1. Trap-jaw ants can close their jaws quicker than any other animal in the animal kingdom. They have been recorded shutting their jaws at 230 km/hr (143 miles per hour).
2. Bamboo nesting ants which live in Malaysia treat floods by drinking the water that’s within the nest, and excreting it outside the nest.
3. The mangrove ant which have anaerobic respiration breathing which uses an alternate to oxygen such as sulphur or nitrate. When their nests fill up with water, instead of drowning, they stop breathing air and start breathing compounds found in the water.
4. The army ants of South America along with the driver ants of Africa don’t build permanent nests. Instead they float freely. In a crisis, when they need the safety of a nest the workers form a temporary nest with their own bodies, by holding each other together.
5. Leaf cutter ants live on a parasite that grows only within their colonies. They collect leaves which are carried to the colony, cut into tiny pieces and put in fungal gardens.
6. Some species of ants can form chains to bridge openings water, underground, or through spaces in vegetation.
7. Australian mangrove swamp ants can swim and reside in underwater nests. They breathe oxygen stored in pockets within their nests.
8. The ants lead the caterpillars to feeding areas in the daytime and then bring them inside the nest at night. The rodents massage (or milk) caterpillars until they secrete a honeydew which the ants like to eat.
9. Many tropical shrubs have seeds that are dispersed by ants. Seed dispersal is prevalent and new estimates suggest that nearly 9 percent of all plant species may rely upon this procedure.
10. Some birds indulge in a peculiar behavior called “anting” that’s as yet not fully understood. These birds pick up and drop ants onto their wings and feathers or sit on ant nests. It is thought that they do this because the ants kill and eliminate parasites.
11. In some parts of the world (largely Africa and South America), military ants are used rather than stitches. The sides of a wound are pressed together along with a ant’s head is put on it. The ant closes the borders of the wound with its jaws. The ant’s body is then cut off and the head remains firmly there until the wound heals.
12. In South Africa ants are used to assist harvest rooibos that are small seeds used to make a herbal tea. The plant spreads its seeds widely, making manual collection hard. Black ants gather and save these and other seeds inside their nest, where individuals can collect them readily.
13. Although ants are found almost everywhere, a few ant species are in fact endangered. In 1985, the Sri Lankan relict ant became the primary ant species to be classified as critically endangered.
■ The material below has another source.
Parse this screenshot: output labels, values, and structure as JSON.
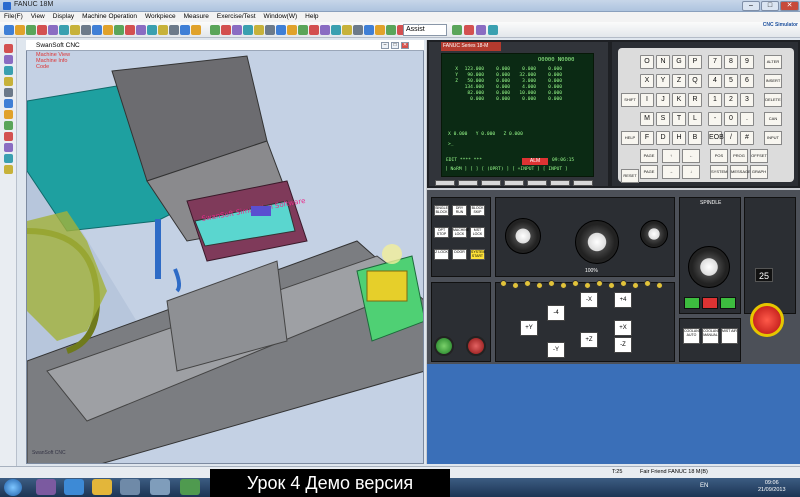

14. It’s been estimated by E.O. Wilson that the complete number of individual ants alive in the world at any one time is between ten and one quadrillion. According to this estimate, the entire mass of all of the ants on earth is approximately equal to the whole mass of the whole human race. In other words if Palm Bay Raccoon Removal could put all of the ants on the ground in 1 pile and all the people on the ground in a different pile, the two piles are about the exact same size.
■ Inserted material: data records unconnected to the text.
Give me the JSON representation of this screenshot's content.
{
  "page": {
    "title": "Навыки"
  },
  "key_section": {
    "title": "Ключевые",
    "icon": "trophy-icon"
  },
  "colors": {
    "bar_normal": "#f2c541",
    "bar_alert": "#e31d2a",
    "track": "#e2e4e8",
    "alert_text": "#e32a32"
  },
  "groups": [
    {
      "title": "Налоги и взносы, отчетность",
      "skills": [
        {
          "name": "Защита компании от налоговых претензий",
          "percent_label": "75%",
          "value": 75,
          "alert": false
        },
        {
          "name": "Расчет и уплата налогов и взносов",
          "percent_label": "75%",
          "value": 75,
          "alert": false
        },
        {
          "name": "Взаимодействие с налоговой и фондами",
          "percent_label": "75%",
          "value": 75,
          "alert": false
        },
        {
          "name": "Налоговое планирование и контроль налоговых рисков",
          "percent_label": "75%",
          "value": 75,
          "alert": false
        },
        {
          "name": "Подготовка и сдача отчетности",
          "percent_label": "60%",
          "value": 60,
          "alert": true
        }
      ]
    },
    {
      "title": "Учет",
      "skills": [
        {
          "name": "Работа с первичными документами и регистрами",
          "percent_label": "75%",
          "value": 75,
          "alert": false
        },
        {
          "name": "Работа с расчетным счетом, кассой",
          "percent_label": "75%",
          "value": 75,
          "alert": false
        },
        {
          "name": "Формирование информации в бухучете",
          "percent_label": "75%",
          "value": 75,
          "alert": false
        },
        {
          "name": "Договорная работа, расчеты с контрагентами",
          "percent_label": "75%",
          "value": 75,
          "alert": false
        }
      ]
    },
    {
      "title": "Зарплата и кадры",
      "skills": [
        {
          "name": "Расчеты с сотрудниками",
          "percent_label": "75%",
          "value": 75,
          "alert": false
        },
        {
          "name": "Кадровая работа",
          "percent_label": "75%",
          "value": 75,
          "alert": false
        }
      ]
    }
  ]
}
15. The eggs of two species of rodents are the foundation for a dish in Mexico known as escamoles. This really is a delicacy and costs around 40 American dollars a pound (roughly $90 a kilo).
16. In Santanger, Colombia, Hormigas culonas ants commonly called “big botttomed rodents”are toasted alive and eaten while still warm.
17. In regions of India, Burma and Thailand, a paste of the green weaver ant has been served as a condiment with curry.
18. Most ants have stingers. Often when people believe that they have been bitten by an ant they’ve instead been stung.